(Data about app and page elements)
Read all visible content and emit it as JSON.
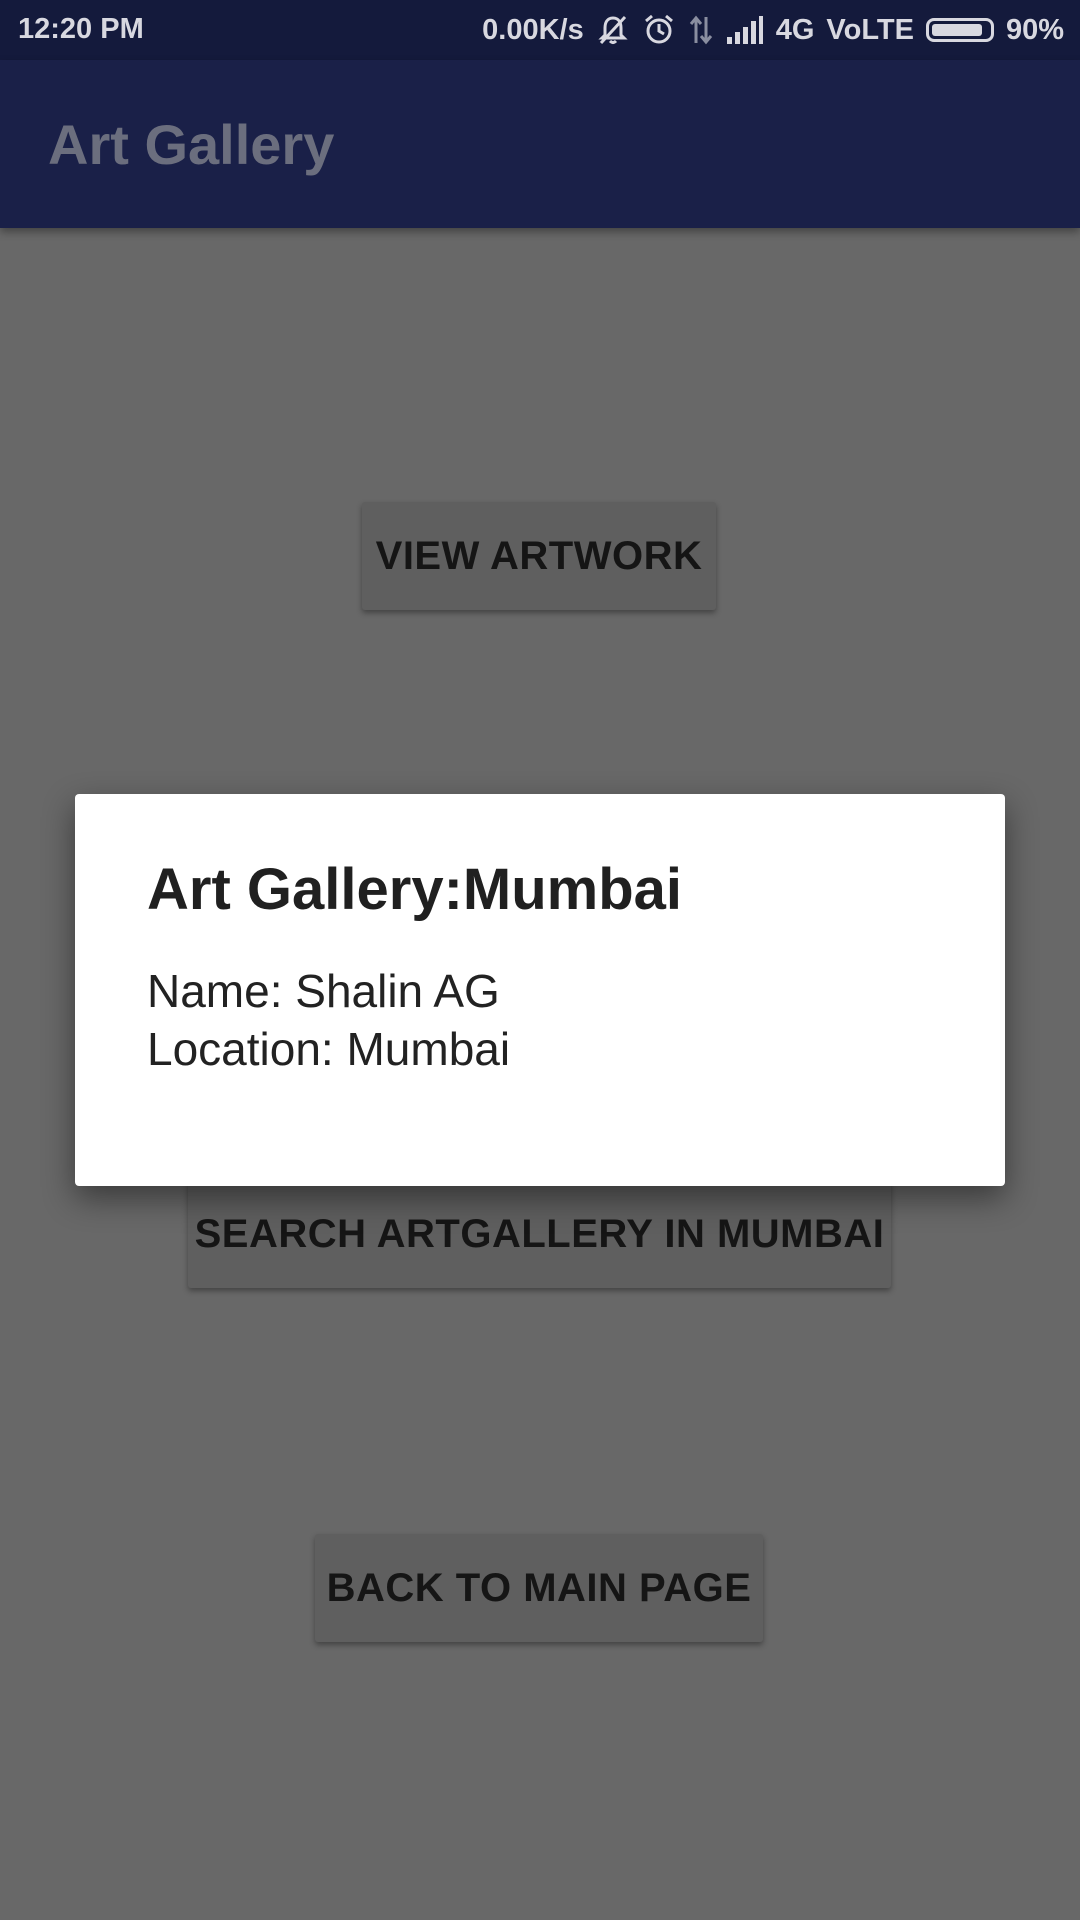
{
  "status_bar": {
    "time": "12:20 PM",
    "net_speed": "0.00K/s",
    "network": "4G",
    "volte": "VoLTE",
    "battery_percent": "90%",
    "battery_level": 0.9,
    "icons": [
      "mute-icon",
      "alarm-icon",
      "data-arrows-icon",
      "signal-icon"
    ]
  },
  "app_bar": {
    "title": "Art Gallery"
  },
  "buttons": {
    "view_artwork": "VIEW ARTWORK",
    "search_artgallery": "SEARCH ARTGALLERY IN MUMBAI",
    "back_to_main": "BACK TO MAIN PAGE"
  },
  "dialog": {
    "title": "Art Gallery:Mumbai",
    "name_line": "Name: Shalin AG",
    "location_line": "Location: Mumbai"
  },
  "colors": {
    "status_bar": "#141a3c",
    "app_bar": "#1a2048",
    "scrim_background": "#686868",
    "button": "#5f5f5f",
    "dialog": "#ffffff"
  }
}
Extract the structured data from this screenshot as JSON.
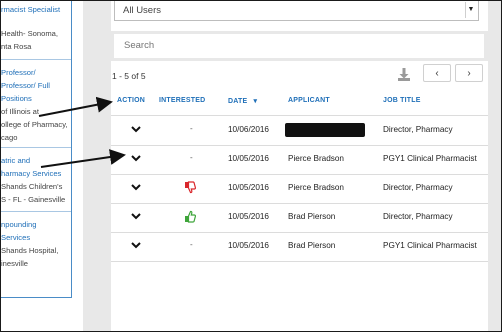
{
  "sidebar": {
    "blocks": [
      {
        "title": [
          "rmacist Specialist"
        ],
        "text": [
          "Health- Sonoma,",
          "nta Rosa"
        ]
      },
      {
        "title": [
          "Professor/",
          "Professor/ Full",
          "Positions"
        ],
        "text": [
          "of Illinois at",
          "ollege of Pharmacy,",
          "cago"
        ]
      },
      {
        "title": [
          "atric and",
          "harmacy Services"
        ],
        "text": [
          "Shands Children's",
          "S - FL - Gainesville"
        ]
      },
      {
        "title": [
          "npounding",
          "Services"
        ],
        "text": [
          "Shands Hospital,",
          "inesville"
        ]
      }
    ]
  },
  "filter": {
    "selected": "All Users"
  },
  "search": {
    "placeholder": "Search"
  },
  "results": {
    "count": "1 - 5 of 5"
  },
  "pagination": {
    "prev": "‹",
    "next": "›"
  },
  "table": {
    "headers": {
      "action": "ACTION",
      "interested": "INTERESTED",
      "date": "DATE",
      "applicant": "APPLICANT",
      "job_title": "JOB TITLE"
    },
    "sort_indicator": "▾",
    "rows": [
      {
        "interested": "-",
        "interest_state": "none",
        "date": "10/06/2016",
        "applicant": "",
        "redacted": true,
        "job_title": "Director, Pharmacy"
      },
      {
        "interested": "-",
        "interest_state": "none",
        "date": "10/05/2016",
        "applicant": "Pierce Bradson",
        "redacted": false,
        "job_title": "PGY1 Clinical Pharmacist"
      },
      {
        "interested": "",
        "interest_state": "thumbs-down",
        "date": "10/05/2016",
        "applicant": "Pierce Bradson",
        "redacted": false,
        "job_title": "Director, Pharmacy"
      },
      {
        "interested": "",
        "interest_state": "thumbs-up",
        "date": "10/05/2016",
        "applicant": "Brad Pierson",
        "redacted": false,
        "job_title": "Director, Pharmacy"
      },
      {
        "interested": "-",
        "interest_state": "none",
        "date": "10/05/2016",
        "applicant": "Brad Pierson",
        "redacted": false,
        "job_title": "PGY1 Clinical Pharmacist"
      }
    ]
  },
  "icons": {
    "download": "download-icon",
    "expand": "chevron-down-icon",
    "thumbs_down": "thumbs-down-icon",
    "thumbs_up": "thumbs-up-icon"
  },
  "colors": {
    "accent": "#1f6fb8",
    "thumbs_down": "#d9262b",
    "thumbs_up": "#3ea53a",
    "gutter": "#e8e8e8",
    "annotation_arrow": "#111111"
  }
}
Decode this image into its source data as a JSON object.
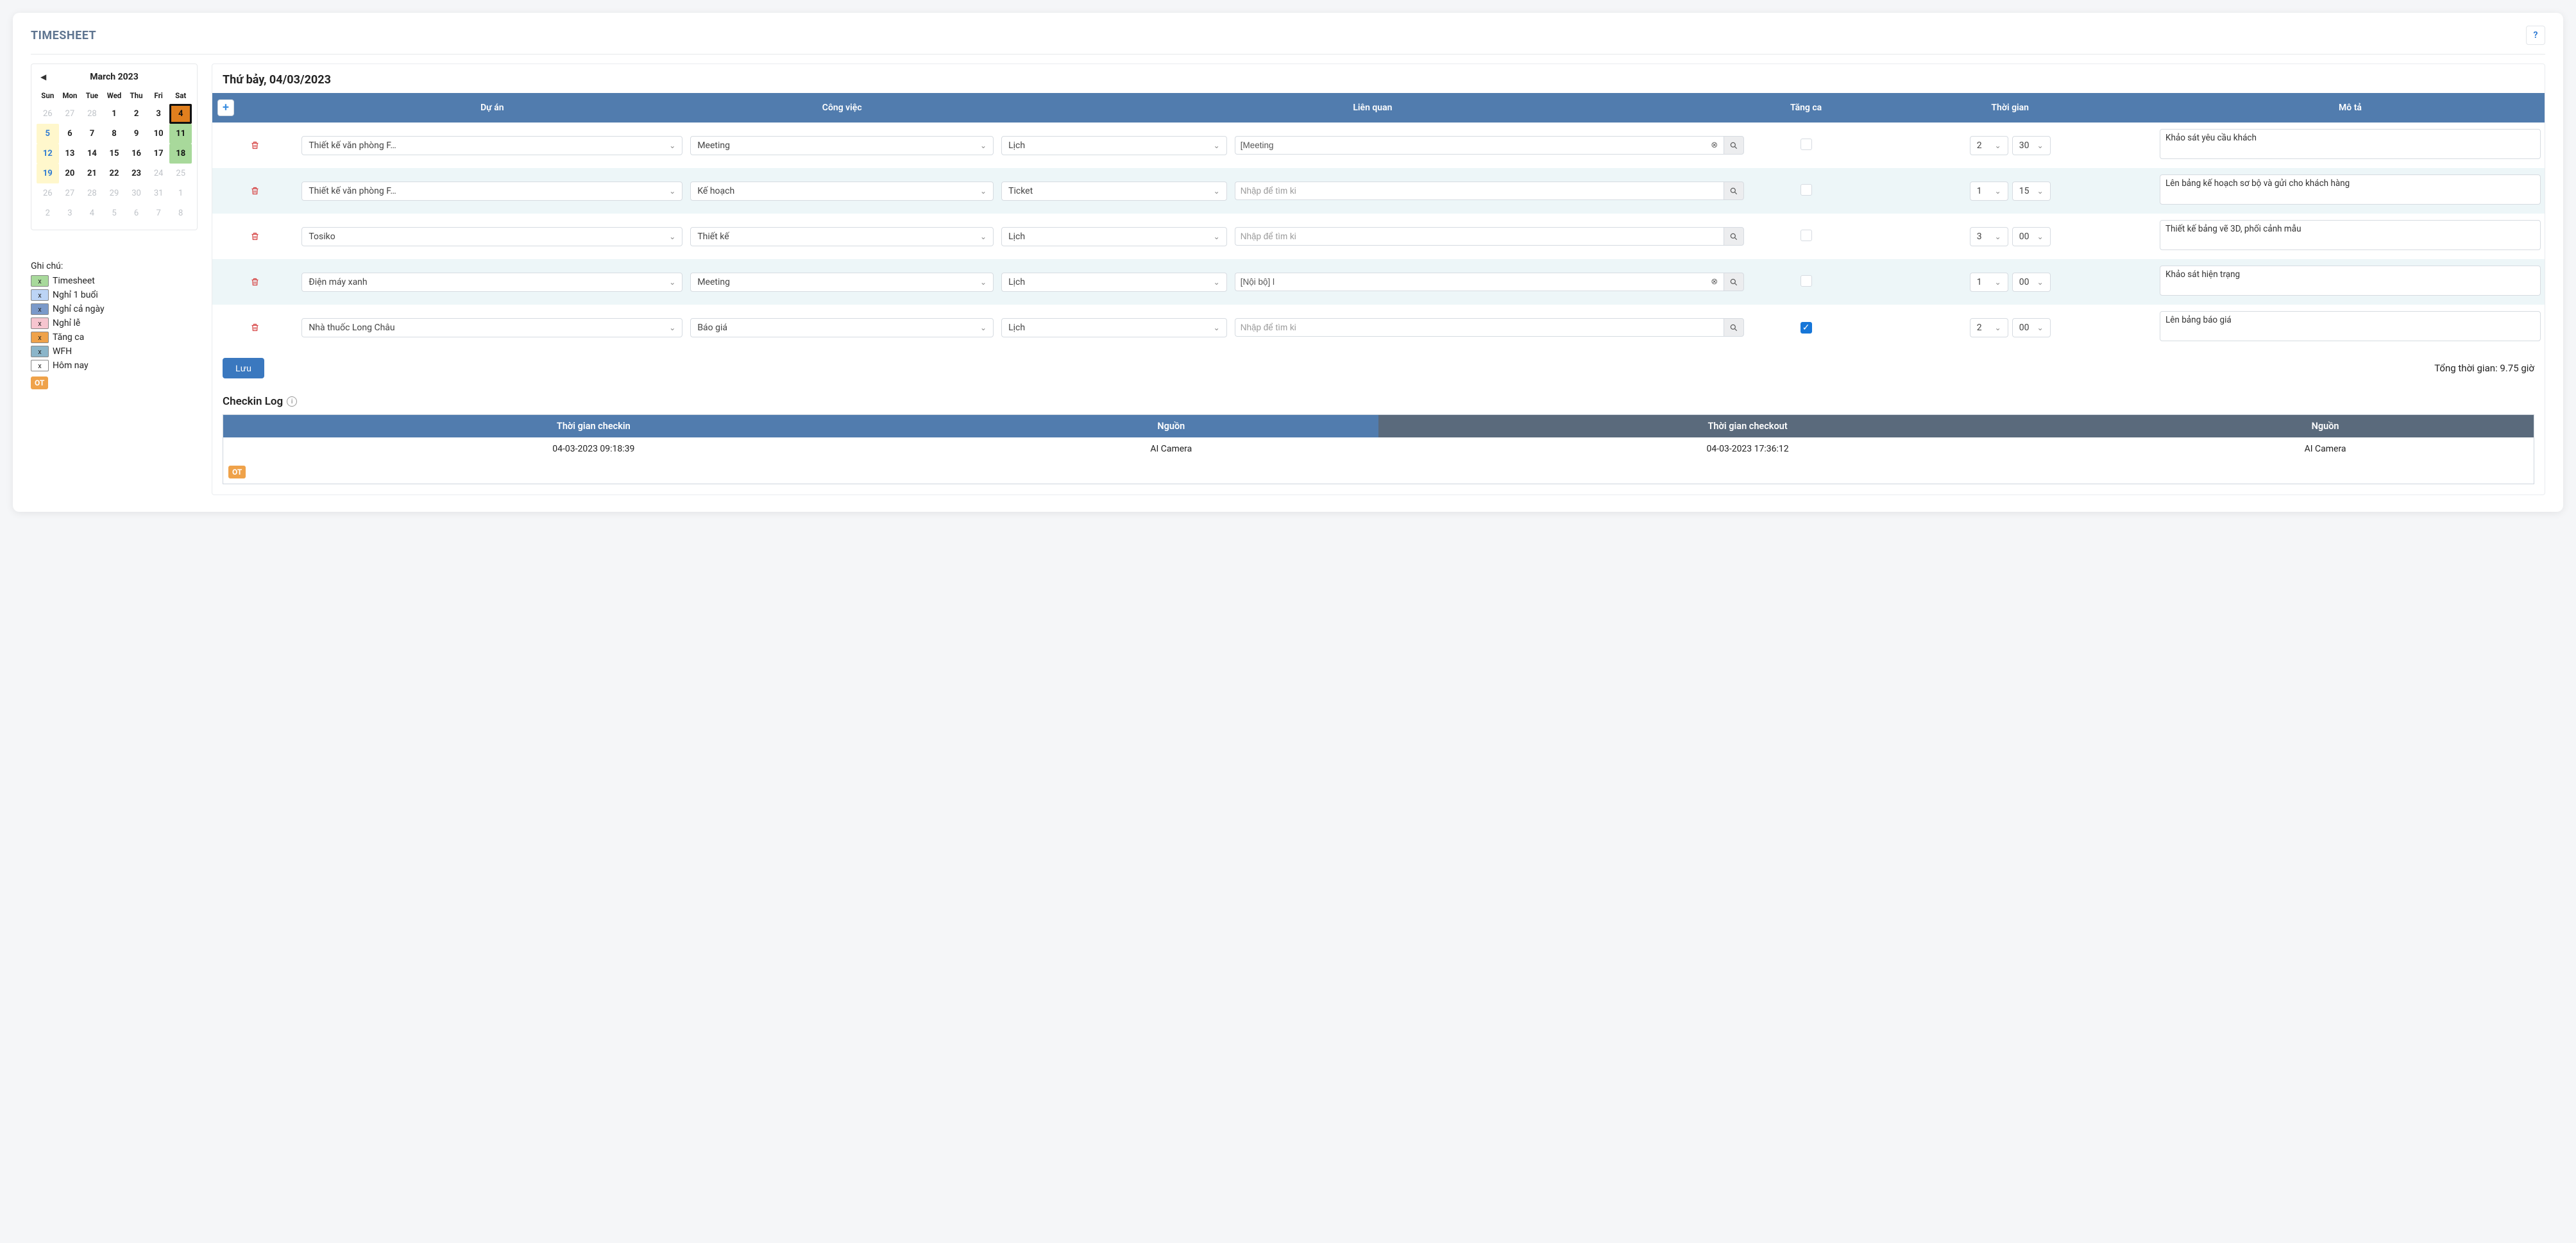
{
  "page": {
    "title": "TIMESHEET"
  },
  "date_heading": "Thứ bảy, 04/03/2023",
  "calendar": {
    "month_label": "March 2023",
    "dow": [
      "Sun",
      "Mon",
      "Tue",
      "Wed",
      "Thu",
      "Fri",
      "Sat"
    ],
    "cells": [
      {
        "n": "26",
        "dim": true
      },
      {
        "n": "27",
        "dim": true
      },
      {
        "n": "28",
        "dim": true
      },
      {
        "n": "1"
      },
      {
        "n": "2"
      },
      {
        "n": "3"
      },
      {
        "n": "4",
        "selected": true
      },
      {
        "n": "5",
        "sun": true
      },
      {
        "n": "6"
      },
      {
        "n": "7"
      },
      {
        "n": "8"
      },
      {
        "n": "9"
      },
      {
        "n": "10"
      },
      {
        "n": "11",
        "green": true
      },
      {
        "n": "12",
        "sun": true
      },
      {
        "n": "13"
      },
      {
        "n": "14"
      },
      {
        "n": "15"
      },
      {
        "n": "16"
      },
      {
        "n": "17"
      },
      {
        "n": "18",
        "green": true
      },
      {
        "n": "19",
        "sun": true
      },
      {
        "n": "20"
      },
      {
        "n": "21"
      },
      {
        "n": "22"
      },
      {
        "n": "23"
      },
      {
        "n": "24",
        "dim": true
      },
      {
        "n": "25",
        "dim": true
      },
      {
        "n": "26",
        "dim": true
      },
      {
        "n": "27",
        "dim": true
      },
      {
        "n": "28",
        "dim": true
      },
      {
        "n": "29",
        "dim": true
      },
      {
        "n": "30",
        "dim": true
      },
      {
        "n": "31",
        "dim": true
      },
      {
        "n": "1",
        "dim": true
      },
      {
        "n": "2",
        "dim": true
      },
      {
        "n": "3",
        "dim": true
      },
      {
        "n": "4",
        "dim": true
      },
      {
        "n": "5",
        "dim": true
      },
      {
        "n": "6",
        "dim": true
      },
      {
        "n": "7",
        "dim": true
      },
      {
        "n": "8",
        "dim": true
      }
    ]
  },
  "legend": {
    "title": "Ghi chú:",
    "items": [
      {
        "label": "Timesheet",
        "color": "lb-green"
      },
      {
        "label": "Nghỉ 1 buổi",
        "color": "lb-blue"
      },
      {
        "label": "Nghỉ cả ngày",
        "color": "lb-dblue"
      },
      {
        "label": "Nghỉ lễ",
        "color": "lb-pink"
      },
      {
        "label": "Tăng ca",
        "color": "lb-orange"
      },
      {
        "label": "WFH",
        "color": "lb-teal"
      },
      {
        "label": "Hôm nay",
        "color": "lb-white"
      }
    ],
    "ot_badge": "OT"
  },
  "table": {
    "headers": {
      "project": "Dự án",
      "task": "Công việc",
      "related": "Liên quan",
      "ot": "Tăng ca",
      "time": "Thời gian",
      "desc": "Mô tả"
    },
    "search_placeholder": "Nhập để tìm ki",
    "rows": [
      {
        "project": "Thiết kế văn phòng F…",
        "task": "Meeting",
        "rel_type": "Lịch",
        "rel_value": "[Meeting",
        "has_clear": true,
        "ot": false,
        "hours": "2",
        "mins": "30",
        "desc": "Khảo sát yêu cầu khách"
      },
      {
        "project": "Thiết kế văn phòng F…",
        "task": "Kế hoạch",
        "rel_type": "Ticket",
        "rel_value": "",
        "has_clear": false,
        "ot": false,
        "hours": "1",
        "mins": "15",
        "desc": "Lên bảng kế hoạch sơ bộ và gửi cho khách hàng"
      },
      {
        "project": "Tosiko",
        "task": "Thiết kế",
        "rel_type": "Lịch",
        "rel_value": "",
        "has_clear": false,
        "ot": false,
        "hours": "3",
        "mins": "00",
        "desc": "Thiết kế bảng vẽ 3D, phối cảnh mẫu"
      },
      {
        "project": "Điện máy xanh",
        "task": "Meeting",
        "rel_type": "Lịch",
        "rel_value": "[Nội bộ] l",
        "has_clear": true,
        "ot": false,
        "hours": "1",
        "mins": "00",
        "desc": "Khảo sát hiện trạng"
      },
      {
        "project": "Nhà thuốc Long Châu",
        "task": "Báo giá",
        "rel_type": "Lịch",
        "rel_value": "",
        "has_clear": false,
        "ot": true,
        "hours": "2",
        "mins": "00",
        "desc": "Lên bảng báo giá"
      }
    ]
  },
  "footer": {
    "save": "Lưu",
    "total": "Tổng thời gian: 9.75 giờ"
  },
  "checkin": {
    "title": "Checkin Log",
    "headers": {
      "in_time": "Thời gian checkin",
      "in_src": "Nguồn",
      "out_time": "Thời gian checkout",
      "out_src": "Nguồn"
    },
    "row": {
      "in_time": "04-03-2023 09:18:39",
      "in_src": "AI Camera",
      "out_time": "04-03-2023 17:36:12",
      "out_src": "AI Camera"
    },
    "ot_badge": "OT"
  }
}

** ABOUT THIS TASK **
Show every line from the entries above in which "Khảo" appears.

** RESPONSE **
        "desc": "Khảo sát yêu cầu khách"
        "desc": "Khảo sát hiện trạng"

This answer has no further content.